Beer, however, has been making a lot of noise in the last decade in Italy. No longer regulated to it's prize post as the beverage of choice of Italians while eating pizza (wine, no, but beer is a pizza must), the craft beer movement in Italy has been growing steadily in the past several years.
When I met Manuel before moving here, I was actually here to study this trend for my MA in Food Studies at NYU. Traveling around the country, I tasted many different Italian craft beers from Udine to Reggio Calabria (it's a tough life sometimes), and interviewed many Italians and tourists about the craft beer scene in Italy. Back to New York in 2010, using the about to open Eataly brewpub as an example, I studied the export influence of Italian craft beer.
|Beer and cheese, my preference over beer and wine|
|A tripel and a basil blonde, both from Genova|
Having worked at a brewpub in New Jersey for more then a decade and in the beer industry for my entire adult life, I learned early on to appreciate craft beer. I love wine, but my heart belongs to another. I also learned that not everyone wants to give it a chance (my Italian grandfather, for example, was a staunch Coors light drinker in spite of my best efforts to sway him) and that when people come in and order "a beer", you have a great opportunity to introduce them to something new.
|On tap at Il Bovaro in Florence|

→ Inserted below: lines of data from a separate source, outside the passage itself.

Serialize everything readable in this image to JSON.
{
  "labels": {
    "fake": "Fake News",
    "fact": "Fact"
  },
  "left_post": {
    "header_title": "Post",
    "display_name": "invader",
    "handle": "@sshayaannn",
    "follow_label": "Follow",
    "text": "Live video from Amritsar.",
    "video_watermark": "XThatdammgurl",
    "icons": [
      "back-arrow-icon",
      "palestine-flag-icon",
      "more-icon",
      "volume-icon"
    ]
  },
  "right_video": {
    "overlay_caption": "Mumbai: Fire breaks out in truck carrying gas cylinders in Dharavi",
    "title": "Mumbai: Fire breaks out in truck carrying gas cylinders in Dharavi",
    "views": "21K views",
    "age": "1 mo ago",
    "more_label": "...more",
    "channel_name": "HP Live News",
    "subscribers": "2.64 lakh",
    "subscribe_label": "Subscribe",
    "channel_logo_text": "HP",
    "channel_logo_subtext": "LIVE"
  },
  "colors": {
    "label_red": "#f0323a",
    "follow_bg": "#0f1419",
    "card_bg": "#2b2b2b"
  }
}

Though here in Italy, Italians are becoming more and more aware and proud of their craft beer movement, many foreigners aren't as aware that they have another completely Italian drink option when on vacation. As much as people associate wine with Italy, beer is just as great of an example of taking the Italian food philosophy and applying it to something. Take what is local, take what you have, and get brewing - hence roasted chestnuts, basil, sardinian wildflower honey, sicilian orange peel, and so forth. Like the United States 20 years ago, the lack of a brewing tradition like a Bavarian Purity Law or some Belgian monks breathing down your neck, means that Italian brewers can take inspiration and styles from all around the world and play with them in their own way, though they certainly love their Indian and American Pale Ales.